90,000 (your estimated income) – 15,000 (your above-the-line deductions) = 75,000 (your adjusted gross income).

You will then subtract the standard deduction for single taxpayers in 2019, which is $12,200. This leaves you with a total estimated taxable income of $62,800. 

2. Calculate Your Income Tax

Your next step is multiplying your adjusted gross income by your income tax rate according to the 2020 tax bracket. It’s important to note that these brackets change yearly. Make sure that you consult the recent brackets for the accurate number. 

Based on your current tax bracket, your estimated income taxes owed for the entire year works out to be $9,803.50. 

3. Calculate Your Self-employment tax

Since you earned more than $400 this year, you will have to pay a self-employment tax. You will multiply your estimated total income (90,000) by 92.35% – which is your self-employment taxable income. You will then multiply that number by 15.3%, which is the self-employment tax rate. 

Your self-employment tax tota is 90,000 x 92.35% x 15.3% which is $12,716.59. 

4. Add It All Up and Divide by Four

For the final step, you will add together your income tax, your self-employment tax and divide that number by four. 

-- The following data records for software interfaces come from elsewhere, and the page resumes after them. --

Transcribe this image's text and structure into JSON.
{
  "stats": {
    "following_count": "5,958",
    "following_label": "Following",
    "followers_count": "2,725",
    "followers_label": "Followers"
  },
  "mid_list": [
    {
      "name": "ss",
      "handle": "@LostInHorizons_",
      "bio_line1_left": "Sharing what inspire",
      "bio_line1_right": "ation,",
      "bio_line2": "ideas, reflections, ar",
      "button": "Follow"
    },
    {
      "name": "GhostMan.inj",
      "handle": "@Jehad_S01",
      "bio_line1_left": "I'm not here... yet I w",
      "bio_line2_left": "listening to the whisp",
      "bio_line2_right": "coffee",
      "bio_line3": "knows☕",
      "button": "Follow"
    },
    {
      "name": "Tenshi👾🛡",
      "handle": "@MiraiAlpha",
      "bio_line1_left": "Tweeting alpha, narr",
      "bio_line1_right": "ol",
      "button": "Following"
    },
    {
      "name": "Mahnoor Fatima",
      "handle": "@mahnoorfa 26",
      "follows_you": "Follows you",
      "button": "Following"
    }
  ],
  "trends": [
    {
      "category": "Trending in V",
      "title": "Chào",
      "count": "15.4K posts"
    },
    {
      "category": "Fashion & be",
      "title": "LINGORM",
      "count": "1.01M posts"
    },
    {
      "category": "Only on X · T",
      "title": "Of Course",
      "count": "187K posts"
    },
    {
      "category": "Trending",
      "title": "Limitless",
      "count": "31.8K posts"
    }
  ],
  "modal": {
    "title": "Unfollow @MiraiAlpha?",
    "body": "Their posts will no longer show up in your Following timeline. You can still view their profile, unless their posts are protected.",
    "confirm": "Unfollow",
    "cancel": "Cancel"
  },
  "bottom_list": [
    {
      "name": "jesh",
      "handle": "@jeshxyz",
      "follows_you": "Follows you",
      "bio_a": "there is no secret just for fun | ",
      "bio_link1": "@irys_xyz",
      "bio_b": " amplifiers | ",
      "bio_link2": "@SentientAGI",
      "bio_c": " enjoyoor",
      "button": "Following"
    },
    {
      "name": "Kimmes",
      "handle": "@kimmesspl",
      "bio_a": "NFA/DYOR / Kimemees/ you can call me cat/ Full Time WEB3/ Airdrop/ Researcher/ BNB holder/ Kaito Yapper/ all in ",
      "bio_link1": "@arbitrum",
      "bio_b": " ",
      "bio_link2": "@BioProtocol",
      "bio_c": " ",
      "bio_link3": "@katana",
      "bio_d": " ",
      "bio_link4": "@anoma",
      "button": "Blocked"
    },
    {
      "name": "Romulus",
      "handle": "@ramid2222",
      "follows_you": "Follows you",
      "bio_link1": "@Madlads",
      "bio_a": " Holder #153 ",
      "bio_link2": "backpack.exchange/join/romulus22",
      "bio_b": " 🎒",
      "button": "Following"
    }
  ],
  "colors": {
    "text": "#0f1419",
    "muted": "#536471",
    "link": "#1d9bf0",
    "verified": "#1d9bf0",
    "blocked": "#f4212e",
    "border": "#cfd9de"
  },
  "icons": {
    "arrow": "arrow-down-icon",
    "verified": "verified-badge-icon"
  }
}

9,803.50 + 12,716.59 = 22,520.09

22,520.09/4 = 5,630.02

$5,630.02 will now be your quarterly tax payment. There are plenty of free estimated quarterly tax calculators available on the internet to help make this process easier for you. 

How to Estimate Taxes Owed

How Do You Make These Payments?

Submitting your quarterly tax payments is far easier than it is to calculate these payments. Simply fill out Form 1040-ES and mail it along with a check to the IRS office closest to you. The IRS also provides an online gateway to pay over the internet or by phone. 

For corporations, you will need to pay your taxes through the Electronic Federal Tax Payment System. Paying these taxes is easy once you realize how to calculate the number. It’s also important that you know when these taxes are due. 

When Are Estimated Taxes Due?

As mentioned earlier, your estimated quarterly tax payments are due four times per year. Here are the 2020 estimated quarterly tax deadlines:

  • Jan 1 to March 31: pay by April 15
  • April 1 to May 31: pay by June 15
  • June 1 to August 31: pay by September 15
  • September 1 to December 31: pay by  January 15 of the following year

If the 15th falls on a weekend or holiday, the date is pushed back to the next business day. Mark these dates on your calendar so you don’t forget! 

Tax Penalties

There are several reasons why the IRS may impose penalties on quarterly tax payments. These payments can cost you and your business thousands of dollars in the long run. Here are some of the reasons you can be punished:

  • Not paying on time
  • Not paying enough
  • Paying too much

To avoid an underpayment or overpayment penalty, you can pay 90% of your current tax bill or 100% of your previous year’s tax bill. Obviously, you or your company should do everything in your power to avoid these penalties. 

Tax Crisis Institute Can Help

No one knows better than us the difficulties of keeping up with taxes and the stress of dealing with penalties. If are in desperate need of help to calculate your taxes, our team here at the Tax Crisis Institute is here for you. Contact us today to find out what it is we can do for you.

Tax Crisis Institute has been a tax relief leader for over 30 years. When you work with the Tax Crisis Institute, we’ll make sure you don’t pay anything more than you owe! 

We currently service Bakersfield, Los Angeles, Orange County in California and Las Vegas in Nevada.

Call Tax Crisis Institute today for a FREE consultation!